My awakening to the possibility of new forms of education came unexpectedly in a course I would never have taken had I not flunked Economics the first semester of my senior year at Pomona College.
Suddenly my final semester of college, I was forced to take five courses, instead of the usual four. This meant a lot of extra work—20% more than I had ever handled before, in fact. How would I manage?
I’m not sure what made me choose the course in Social Welfare. Was it because it was taught by a woman? Was it because it was offered at Scripps and the one prior course I had taken there (Shakespeare) turned out to be one of my favorites? Did I think it would be less work than other courses I would be taking? Was it because the class only met once a week and would fit into my already busy schedule? Was it because it was completely different from anything else I had studied until then and it was time for something new? Perhaps I thought it would relate in some way to the path I had decided to pursue after graduation, the path toward ministry.
For whatever reason or reasons, I found myself in a very different environment the moment I walked in the room. There were no tables or desks, only a cirle of chairs. The professor was Jean Barrett, a visiting assistant professor of sociology who had earned her PhD at Claremont Graduate School in 1961. She seemed younger than many of my previous professors, friendly and open, and interestingly non-professorial. As we students dutifully took out our notebooks and tried to balance them on our laps, she smiled and suggested immediately that we put them away. It was our choice, she said, but she predicted if we took notes we would not do as well as we would if we listened with full attention and engaged in discussion. She went on to explain there would be no assigned reading, no texts, and no tests. She pointed to a table full of books at the side of the room. These we could borrow and read, if we wanted to. Or we could find our own resources.
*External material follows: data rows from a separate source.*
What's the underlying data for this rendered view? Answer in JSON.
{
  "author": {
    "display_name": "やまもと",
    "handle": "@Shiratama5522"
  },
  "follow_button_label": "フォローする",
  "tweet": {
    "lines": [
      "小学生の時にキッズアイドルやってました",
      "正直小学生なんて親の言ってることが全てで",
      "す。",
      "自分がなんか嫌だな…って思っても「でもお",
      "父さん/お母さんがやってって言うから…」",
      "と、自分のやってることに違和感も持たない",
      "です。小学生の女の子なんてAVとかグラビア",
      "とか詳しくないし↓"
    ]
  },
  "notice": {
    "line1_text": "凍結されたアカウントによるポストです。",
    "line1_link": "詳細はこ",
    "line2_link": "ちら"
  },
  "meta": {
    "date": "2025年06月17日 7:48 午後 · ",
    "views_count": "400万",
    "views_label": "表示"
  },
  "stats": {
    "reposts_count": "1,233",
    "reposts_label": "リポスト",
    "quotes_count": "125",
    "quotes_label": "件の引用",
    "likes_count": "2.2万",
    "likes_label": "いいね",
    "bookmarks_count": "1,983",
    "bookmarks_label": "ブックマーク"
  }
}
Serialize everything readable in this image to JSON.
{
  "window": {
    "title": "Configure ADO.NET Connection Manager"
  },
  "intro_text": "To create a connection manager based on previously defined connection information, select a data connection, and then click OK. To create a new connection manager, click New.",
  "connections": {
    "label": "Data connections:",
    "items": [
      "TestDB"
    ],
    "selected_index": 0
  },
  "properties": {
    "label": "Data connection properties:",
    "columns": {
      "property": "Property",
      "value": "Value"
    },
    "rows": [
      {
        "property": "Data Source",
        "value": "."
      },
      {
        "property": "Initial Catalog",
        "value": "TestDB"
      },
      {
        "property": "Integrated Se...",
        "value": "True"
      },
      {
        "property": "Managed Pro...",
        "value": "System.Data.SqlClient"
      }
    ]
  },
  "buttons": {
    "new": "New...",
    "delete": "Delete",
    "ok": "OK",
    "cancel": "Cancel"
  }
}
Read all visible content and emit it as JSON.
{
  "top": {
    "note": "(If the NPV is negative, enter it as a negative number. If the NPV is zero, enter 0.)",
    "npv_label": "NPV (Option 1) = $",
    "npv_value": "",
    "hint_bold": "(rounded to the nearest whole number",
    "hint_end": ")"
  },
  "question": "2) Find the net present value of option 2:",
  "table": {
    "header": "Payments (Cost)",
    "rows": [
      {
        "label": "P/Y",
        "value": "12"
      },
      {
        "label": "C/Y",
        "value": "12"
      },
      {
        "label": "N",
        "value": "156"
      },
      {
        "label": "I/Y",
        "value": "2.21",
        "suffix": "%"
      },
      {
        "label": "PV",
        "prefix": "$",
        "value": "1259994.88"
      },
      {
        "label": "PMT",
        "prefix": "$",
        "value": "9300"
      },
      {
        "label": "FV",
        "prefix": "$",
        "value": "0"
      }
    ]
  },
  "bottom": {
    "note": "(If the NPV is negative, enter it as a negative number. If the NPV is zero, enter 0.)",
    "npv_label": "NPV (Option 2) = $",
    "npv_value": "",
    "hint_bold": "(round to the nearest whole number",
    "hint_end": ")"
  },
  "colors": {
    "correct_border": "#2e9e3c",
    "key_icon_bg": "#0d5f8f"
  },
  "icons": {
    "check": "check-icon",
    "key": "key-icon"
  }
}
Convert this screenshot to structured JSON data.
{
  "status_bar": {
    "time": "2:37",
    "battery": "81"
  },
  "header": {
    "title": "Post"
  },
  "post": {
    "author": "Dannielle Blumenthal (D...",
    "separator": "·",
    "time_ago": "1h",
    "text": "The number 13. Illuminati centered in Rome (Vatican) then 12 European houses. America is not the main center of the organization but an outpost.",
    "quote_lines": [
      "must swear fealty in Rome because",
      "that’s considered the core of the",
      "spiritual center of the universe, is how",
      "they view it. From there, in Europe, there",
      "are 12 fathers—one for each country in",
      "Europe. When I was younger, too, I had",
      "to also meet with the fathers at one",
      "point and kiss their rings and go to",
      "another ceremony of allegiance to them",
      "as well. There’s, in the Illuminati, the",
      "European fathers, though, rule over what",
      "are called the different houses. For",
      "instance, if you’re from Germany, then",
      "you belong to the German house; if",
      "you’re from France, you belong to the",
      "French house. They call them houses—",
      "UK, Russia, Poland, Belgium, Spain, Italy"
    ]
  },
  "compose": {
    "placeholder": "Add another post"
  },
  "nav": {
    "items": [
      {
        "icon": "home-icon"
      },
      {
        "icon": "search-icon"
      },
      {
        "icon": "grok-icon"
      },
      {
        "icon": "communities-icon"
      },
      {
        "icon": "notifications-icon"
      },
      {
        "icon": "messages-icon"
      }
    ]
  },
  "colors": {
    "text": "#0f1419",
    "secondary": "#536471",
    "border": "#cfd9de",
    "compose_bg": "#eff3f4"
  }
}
The requirements for the course were to come to class, participate in discussions, and go on field trips. Our grades would be based on class participation and a final project we would work on throughout the semester. The project could be a term paper, but she suggested it include research beyond the library and encouraged us to choose an aspect of social welfare with facilities we could investigate in person, so we could explore both social problems and potential solutions.
To say this first class session blew my mind would be an understatement. This was unlike anything else I had ever experienced in education, something exciting and new. I felt blessed by some unseen spirit of life for flunking Econ and discovering this new approach to learning, this opportunity to try something different from the highly structured academic education I had been previously immersed in.
I walked out into a sunny blue sky afternoon, the kind of late January day that makes southern California seem like a paradise. The air around me was fresh and new. My reality had shifted, and I was grateful be alive in this place at this time. This was not your normal everyday college class, and I was excited by the possibilities. I opened my arms and said out loud my favorite words from the musical, “The Fantasticks”: “Please God, please, don’t let me be normal.” PS. If you were in this class or one similar, please contact me so we can share our memories.